Setting up Wireless Control of Robo-Tank!

After getting the electronics working, my next goal was to set up some rudimentary wireless controls for “remote” operation.  I was hoping this would be pretty straight forward because I was using my esp8266 as a microcontroller which has a built in wifi chip but I ran into a few issues along the way.  But after some elbow grease I eventually got the robot to take commands from a remote server.

The first step was to mount the electronics onto the chassis.  This was probably the hardest part of the build so far.  I wasn’t using an off-the-shelf kit, so I had to design the rig on my own (I was able to get some inspiration from the internet).  And because i don’t have a workshop, it is difficult for me to fabricate custom parts/mounting hardware[1].  So I was stuck digging around in my parts box to try and hack something together.  The simple solution would have been to just mount a breadboard directly onto the chassis, but there wasn’t enough room due to the gear box.  After playing around with some different configurations and digging around on the internet, I ordered some standoffs and some prototyping boards from amazon.  I figured I would mount a prototype board on to the chassis using the standoffs to create a ‘double decker’ of sorts.

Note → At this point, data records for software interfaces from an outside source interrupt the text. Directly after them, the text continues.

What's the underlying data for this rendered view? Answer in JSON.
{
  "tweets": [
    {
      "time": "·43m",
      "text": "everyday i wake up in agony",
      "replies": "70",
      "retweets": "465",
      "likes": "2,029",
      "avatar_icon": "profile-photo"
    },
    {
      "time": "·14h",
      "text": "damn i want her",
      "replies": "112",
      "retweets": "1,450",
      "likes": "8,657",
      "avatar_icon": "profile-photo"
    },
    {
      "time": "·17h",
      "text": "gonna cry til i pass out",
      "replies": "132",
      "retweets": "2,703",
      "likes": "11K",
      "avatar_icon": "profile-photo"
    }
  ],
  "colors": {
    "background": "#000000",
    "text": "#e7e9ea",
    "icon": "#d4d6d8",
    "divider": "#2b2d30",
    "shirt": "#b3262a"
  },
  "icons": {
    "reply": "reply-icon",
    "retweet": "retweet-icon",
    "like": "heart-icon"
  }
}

Of course, the mounting holes on the prototype boards were too small for the standoffs that I had ordered.  It turns out the one of the pieces of the proto-snap mini bot (that I had scavenged some parts from) had mounting holes that worked with the standoffs.  On top of that, it had a ‘blank’ section of PCB that I could attach a small breadboard to, so I settled on that configuration.  I ended up being pretty happy with this configuration, because I was able to rest the esp8266 and the motor controller on the thru-hole section of the PCB, and then use the breadboard to wire everything up.  It is a pretty tight fit, but it is stable enough and because I didn’t have to solder anything, I can easily test different configurations until I settle on a more permanent setup.

Once I had the PCB mounted, I used double sided tape to attach the battery holder on top of the gearbox and I wired up a on/off switch onto the breadboard.  I ran a few tests to make sure that things were wired up correctly and then switched focus to the Arduino code.

  • I set the robot up with a elevated breadboard to allow for quick prototyping.

One of the cool features of the esp8266 is the possibility of doing Over the Air (OTA) updates to the microcontroller.  Normally when you make changes to the code you have to plug your connect your microcontroller to your computer via USB to make the update.  This can be annoying if your microcontoller is mounted in a hard to access area.  So I was excited to try out OTA on this project.  When using the Arduino IDE, you simply add some OTA code to your script which allows future updates to be delivered OTA.

Unfortunately, OTA wasn’t really working for me.  I had tested OTA updated on a bare WeMos and got it working, but I couldn’t get it to work with the robot car.  I didn’t spend a lot of time looking into the issue.  My guess is that either the battery power was too weak to allow for a re-boot/update while connected to all the other electronics on the car (wifi is a big power hog), or the OTA code was conflicting with some of the other code I had in my Arduino script.  I tabled this issue for now and will follow up when I have some more time.

In order to control the robot car, I wrote some code to send http commands to the esp8266 from my computer.  The esp8266 was setup as an http server.  It parses the parameters of any  incoming GET request which then sends the appropriate signals to the motors (forward, left, right, back, and speed).  On my computer, I wrote a little python script that sends http requests based on keyboard input.  After a few tweaks and bug fixes, I got everything to work and was successfully controlling the robot car from my computer.

While the car was technically working, I still have a lot of work ahead of me.  The robot is very slow and underpowered, to the point where it can barely move on carpet.  I tired playing around with the speed control on the motor controller, but didn’t have any luck improving it. So this is something I need to look into.  Also, the robot has a weird startup behavior.  On boot, the left motor spins really fast for a few seconds (and the funny thing is, its a very fast spin, if only I could get it to do that during normal operation than I could drive it on carpet!  Ugggh, hardware!).  My guess is that it has something to do with a few pins getting set high (or low) on boot.  So I will need to look into that as well.

Anyways, the progress has been good so I am happy.  Once I get some of the issues hammered out and clean up the code I will post that to Github, as well as add some follow up posts.

[1] You may have seen my previous post on getting a 3D printer.  The hack session that I am writing about in this post pre-dates that event by a month or two (I often start writing the drafts of these posts soon after the event/topic that I am writing about, but don’t get around to finishing/publishing them for a few weeks or more, so the timelines are bit out of whack here.).  So yes, I now have a 3D printer, and that would have helped quite a bit in building out this bot.  But I am also 3D noob, so it will probably be a few months before I can take full advantage of it.